Instructions to follow:
A word-for-word restatement of all the records is the required answer.

Data extracts:
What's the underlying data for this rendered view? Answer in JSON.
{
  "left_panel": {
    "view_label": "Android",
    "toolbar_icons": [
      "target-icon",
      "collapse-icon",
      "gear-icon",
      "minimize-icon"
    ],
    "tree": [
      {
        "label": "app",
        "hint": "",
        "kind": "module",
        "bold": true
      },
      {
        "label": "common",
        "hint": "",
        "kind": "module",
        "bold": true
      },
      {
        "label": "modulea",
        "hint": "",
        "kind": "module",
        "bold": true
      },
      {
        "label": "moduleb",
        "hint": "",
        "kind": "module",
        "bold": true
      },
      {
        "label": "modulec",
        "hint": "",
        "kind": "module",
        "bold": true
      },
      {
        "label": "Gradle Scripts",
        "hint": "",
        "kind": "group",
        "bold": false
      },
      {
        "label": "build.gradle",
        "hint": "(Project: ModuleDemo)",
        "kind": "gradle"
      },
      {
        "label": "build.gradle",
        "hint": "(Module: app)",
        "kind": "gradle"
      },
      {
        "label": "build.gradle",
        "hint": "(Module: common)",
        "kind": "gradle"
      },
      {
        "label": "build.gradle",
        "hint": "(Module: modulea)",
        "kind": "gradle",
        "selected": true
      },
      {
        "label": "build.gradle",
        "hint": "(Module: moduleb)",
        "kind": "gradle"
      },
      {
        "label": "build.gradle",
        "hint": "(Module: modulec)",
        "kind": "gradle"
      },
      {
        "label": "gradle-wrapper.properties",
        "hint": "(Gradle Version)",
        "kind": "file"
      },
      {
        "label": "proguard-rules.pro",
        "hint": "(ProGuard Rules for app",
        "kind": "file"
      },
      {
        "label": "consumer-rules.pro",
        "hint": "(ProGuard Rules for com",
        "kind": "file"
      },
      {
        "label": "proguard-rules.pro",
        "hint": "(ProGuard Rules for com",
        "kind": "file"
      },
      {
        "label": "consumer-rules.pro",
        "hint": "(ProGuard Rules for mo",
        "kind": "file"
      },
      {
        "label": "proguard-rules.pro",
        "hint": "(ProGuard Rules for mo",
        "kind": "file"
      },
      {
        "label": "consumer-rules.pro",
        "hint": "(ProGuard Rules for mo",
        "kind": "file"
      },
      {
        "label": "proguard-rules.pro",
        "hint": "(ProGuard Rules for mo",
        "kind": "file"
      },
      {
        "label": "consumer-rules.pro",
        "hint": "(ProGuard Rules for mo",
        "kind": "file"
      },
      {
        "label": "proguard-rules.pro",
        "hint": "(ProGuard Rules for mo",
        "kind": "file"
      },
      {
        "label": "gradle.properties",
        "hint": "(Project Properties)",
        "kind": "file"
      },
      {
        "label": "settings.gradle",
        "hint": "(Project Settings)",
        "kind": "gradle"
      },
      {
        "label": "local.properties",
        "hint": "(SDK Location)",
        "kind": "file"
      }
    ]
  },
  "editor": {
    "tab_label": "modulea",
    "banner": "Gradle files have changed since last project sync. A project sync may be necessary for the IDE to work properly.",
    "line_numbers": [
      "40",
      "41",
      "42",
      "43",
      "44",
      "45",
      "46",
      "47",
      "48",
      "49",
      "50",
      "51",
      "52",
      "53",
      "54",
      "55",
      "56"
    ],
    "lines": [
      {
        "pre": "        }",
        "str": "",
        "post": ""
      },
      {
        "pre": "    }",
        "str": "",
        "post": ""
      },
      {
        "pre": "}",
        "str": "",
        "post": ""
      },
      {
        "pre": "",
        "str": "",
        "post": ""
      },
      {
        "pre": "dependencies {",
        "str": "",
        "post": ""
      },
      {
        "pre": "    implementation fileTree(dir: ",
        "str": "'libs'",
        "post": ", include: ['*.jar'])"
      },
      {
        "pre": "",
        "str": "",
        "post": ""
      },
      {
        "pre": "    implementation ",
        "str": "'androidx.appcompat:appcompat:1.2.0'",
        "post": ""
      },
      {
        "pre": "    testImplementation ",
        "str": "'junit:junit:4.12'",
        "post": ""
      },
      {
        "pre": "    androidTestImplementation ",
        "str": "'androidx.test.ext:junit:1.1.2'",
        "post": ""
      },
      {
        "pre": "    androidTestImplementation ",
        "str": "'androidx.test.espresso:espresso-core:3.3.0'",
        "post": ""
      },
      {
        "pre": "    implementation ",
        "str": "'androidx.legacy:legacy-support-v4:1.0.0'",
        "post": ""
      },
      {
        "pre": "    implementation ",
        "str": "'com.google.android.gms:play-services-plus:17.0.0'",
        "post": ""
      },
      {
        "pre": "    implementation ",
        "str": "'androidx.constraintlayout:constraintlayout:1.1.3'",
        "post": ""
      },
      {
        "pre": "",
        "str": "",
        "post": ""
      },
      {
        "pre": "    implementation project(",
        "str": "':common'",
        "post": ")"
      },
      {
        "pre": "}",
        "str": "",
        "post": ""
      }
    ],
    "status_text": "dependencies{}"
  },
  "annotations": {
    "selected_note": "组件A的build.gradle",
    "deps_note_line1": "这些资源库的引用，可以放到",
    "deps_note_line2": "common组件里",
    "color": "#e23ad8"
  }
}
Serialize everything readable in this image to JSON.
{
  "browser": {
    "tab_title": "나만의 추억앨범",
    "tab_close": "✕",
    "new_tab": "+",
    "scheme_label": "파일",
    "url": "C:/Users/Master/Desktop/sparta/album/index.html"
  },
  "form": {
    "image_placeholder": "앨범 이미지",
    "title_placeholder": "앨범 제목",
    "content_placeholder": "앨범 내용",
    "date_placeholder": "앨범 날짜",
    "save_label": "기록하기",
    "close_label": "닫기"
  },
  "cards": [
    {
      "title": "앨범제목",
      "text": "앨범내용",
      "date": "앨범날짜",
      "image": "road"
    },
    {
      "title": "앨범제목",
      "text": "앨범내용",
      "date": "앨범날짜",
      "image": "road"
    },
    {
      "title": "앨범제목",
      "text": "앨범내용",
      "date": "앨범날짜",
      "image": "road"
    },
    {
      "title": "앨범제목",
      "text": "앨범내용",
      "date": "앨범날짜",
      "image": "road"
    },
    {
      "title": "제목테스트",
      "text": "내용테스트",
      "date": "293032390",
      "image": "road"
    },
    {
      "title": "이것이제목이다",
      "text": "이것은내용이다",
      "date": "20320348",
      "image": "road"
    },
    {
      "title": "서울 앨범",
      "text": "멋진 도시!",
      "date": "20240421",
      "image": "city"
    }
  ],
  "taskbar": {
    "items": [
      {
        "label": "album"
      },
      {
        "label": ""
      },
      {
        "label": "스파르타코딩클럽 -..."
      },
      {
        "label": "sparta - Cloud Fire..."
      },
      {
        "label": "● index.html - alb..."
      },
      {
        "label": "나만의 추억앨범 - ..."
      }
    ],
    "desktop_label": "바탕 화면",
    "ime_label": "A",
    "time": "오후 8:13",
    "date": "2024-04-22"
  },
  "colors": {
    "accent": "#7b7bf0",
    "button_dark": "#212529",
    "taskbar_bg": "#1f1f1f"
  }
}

Response area:
What's the underlying data for this rendered view? Answer in JSON.
{
  "left_panel": {
    "view_label": "Android",
    "toolbar_icons": [
      "target-icon",
      "collapse-icon",
      "gear-icon",
      "minimize-icon"
    ],
    "tree": [
      {
        "label": "app",
        "hint": "",
        "kind": "module",
        "bold": true
      },
      {
        "label": "common",
        "hint": "",
        "kind": "module",
        "bold": true
      },
      {
        "label": "modulea",
        "hint": "",
        "kind": "module",
        "bold": true
      },
      {
        "label": "moduleb",
        "hint": "",
        "kind": "module",
        "bold": true
      },
      {
        "label": "modulec",
        "hint": "",
        "kind": "module",
        "bold": true
      },
      {
        "label": "Gradle Scripts",
        "hint": "",
        "kind": "group",
        "bold": false
      },
      {
        "label": "build.gradle",
        "hint": "(Project: ModuleDemo)",
        "kind": "gradle"
      },
      {
        "label": "build.gradle",
        "hint": "(Module: app)",
        "kind": "gradle"
      },
      {
        "label": "build.gradle",
        "hint": "(Module: common)",
        "kind": "gradle"
      },
      {
        "label": "build.gradle",
        "hint": "(Module: modulea)",
        "kind": "gradle",
        "selected": true
      },
      {
        "label": "build.gradle",
        "hint": "(Module: moduleb)",
        "kind": "gradle"
      },
      {
        "label": "build.gradle",
        "hint": "(Module: modulec)",
        "kind": "gradle"
      },
      {
        "label": "gradle-wrapper.properties",
        "hint": "(Gradle Version)",
        "kind": "file"
      },
      {
        "label": "proguard-rules.pro",
        "hint": "(ProGuard Rules for app",
        "kind": "file"
      },
      {
        "label": "consumer-rules.pro",
        "hint": "(ProGuard Rules for com",
        "kind": "file"
      },
      {
        "label": "proguard-rules.pro",
        "hint": "(ProGuard Rules for com",
        "kind": "file"
      },
      {
        "label": "consumer-rules.pro",
        "hint": "(ProGuard Rules for mo",
        "kind": "file"
      },
      {
        "label": "proguard-rules.pro",
        "hint": "(ProGuard Rules for mo",
        "kind": "file"
      },
      {
        "label": "consumer-rules.pro",
        "hint": "(ProGuard Rules for mo",
        "kind": "file"
      },
      {
        "label": "proguard-rules.pro",
        "hint": "(ProGuard Rules for mo",
        "kind": "file"
      },
      {
        "label": "consumer-rules.pro",
        "hint": "(ProGuard Rules for mo",
        "kind": "file"
      },
      {
        "label": "proguard-rules.pro",
        "hint": "(ProGuard Rules for mo",
        "kind": "file"
      },
      {
        "label": "gradle.properties",
        "hint": "(Project Properties)",
        "kind": "file"
      },
      {
        "label": "settings.gradle",
        "hint": "(Project Settings)",
        "kind": "gradle"
      },
      {
        "label": "local.properties",
        "hint": "(SDK Location)",
        "kind": "file"
      }
    ]
  },
  "editor": {
    "tab_label": "modulea",
    "banner": "Gradle files have changed since last project sync. A project sync may be necessary for the IDE to work properly.",
    "line_numbers": [
      "40",
      "41",
      "42",
      "43",
      "44",
      "45",
      "46",
      "47",
      "48",
      "49",
      "50",
      "51",
      "52",
      "53",
      "54",
      "55",
      "56"
    ],
    "lines": [
      {
        "pre": "        }",
        "str": "",
        "post": ""
      },
      {
        "pre": "    }",
        "str": "",
        "post": ""
      },
      {
        "pre": "}",
        "str": "",
        "post": ""
      },
      {
        "pre": "",
        "str": "",
        "post": ""
      },
      {
        "pre": "dependencies {",
        "str": "",
        "post": ""
      },
      {
        "pre": "    implementation fileTree(dir: ",
        "str": "'libs'",
        "post": ", include: ['*.jar'])"
      },
      {
        "pre": "",
        "str": "",
        "post": ""
      },
      {
        "pre": "    implementation ",
        "str": "'androidx.appcompat:appcompat:1.2.0'",
        "post": ""
      },
      {
        "pre": "    testImplementation ",
        "str": "'junit:junit:4.12'",
        "post": ""
      },
      {
        "pre": "    androidTestImplementation ",
        "str": "'androidx.test.ext:junit:1.1.2'",
        "post": ""
      },
      {
        "pre": "    androidTestImplementation ",
        "str": "'androidx.test.espresso:espresso-core:3.3.0'",
        "post": ""
      },
      {
        "pre": "    implementation ",
        "str": "'androidx.legacy:legacy-support-v4:1.0.0'",
        "post": ""
      },
      {
        "pre": "    implementation ",
        "str": "'com.google.android.gms:play-services-plus:17.0.0'",
        "post": ""
      },
      {
        "pre": "    implementation ",
        "str": "'androidx.constraintlayout:constraintlayout:1.1.3'",
        "post": ""
      },
      {
        "pre": "",
        "str": "",
        "post": ""
      },
      {
        "pre": "    implementation project(",
        "str": "':common'",
        "post": ")"
      },
      {
        "pre": "}",
        "str": "",
        "post": ""
      }
    ],
    "status_text": "dependencies{}"
  },
  "annotations": {
    "selected_note": "组件A的build.gradle",
    "deps_note_line1": "这些资源库的引用，可以放到",
    "deps_note_line2": "common组件里",
    "color": "#e23ad8"
  }
}
Serialize everything readable in this image to JSON.
{
  "browser": {
    "tab_title": "나만의 추억앨범",
    "tab_close": "✕",
    "new_tab": "+",
    "scheme_label": "파일",
    "url": "C:/Users/Master/Desktop/sparta/album/index.html"
  },
  "form": {
    "image_placeholder": "앨범 이미지",
    "title_placeholder": "앨범 제목",
    "content_placeholder": "앨범 내용",
    "date_placeholder": "앨범 날짜",
    "save_label": "기록하기",
    "close_label": "닫기"
  },
  "cards": [
    {
      "title": "앨범제목",
      "text": "앨범내용",
      "date": "앨범날짜",
      "image": "road"
    },
    {
      "title": "앨범제목",
      "text": "앨범내용",
      "date": "앨범날짜",
      "image": "road"
    },
    {
      "title": "앨범제목",
      "text": "앨범내용",
      "date": "앨범날짜",
      "image": "road"
    },
    {
      "title": "앨범제목",
      "text": "앨범내용",
      "date": "앨범날짜",
      "image": "road"
    },
    {
      "title": "제목테스트",
      "text": "내용테스트",
      "date": "293032390",
      "image": "road"
    },
    {
      "title": "이것이제목이다",
      "text": "이것은내용이다",
      "date": "20320348",
      "image": "road"
    },
    {
      "title": "서울 앨범",
      "text": "멋진 도시!",
      "date": "20240421",
      "image": "city"
    }
  ],
  "taskbar": {
    "items": [
      {
        "label": "album"
      },
      {
        "label": ""
      },
      {
        "label": "스파르타코딩클럽 -..."
      },
      {
        "label": "sparta - Cloud Fire..."
      },
      {
        "label": "● index.html - alb..."
      },
      {
        "label": "나만의 추억앨범 - ..."
      }
    ],
    "desktop_label": "바탕 화면",
    "ime_label": "A",
    "time": "오후 8:13",
    "date": "2024-04-22"
  },
  "colors": {
    "accent": "#7b7bf0",
    "button_dark": "#212529",
    "taskbar_bg": "#1f1f1f"
  }
}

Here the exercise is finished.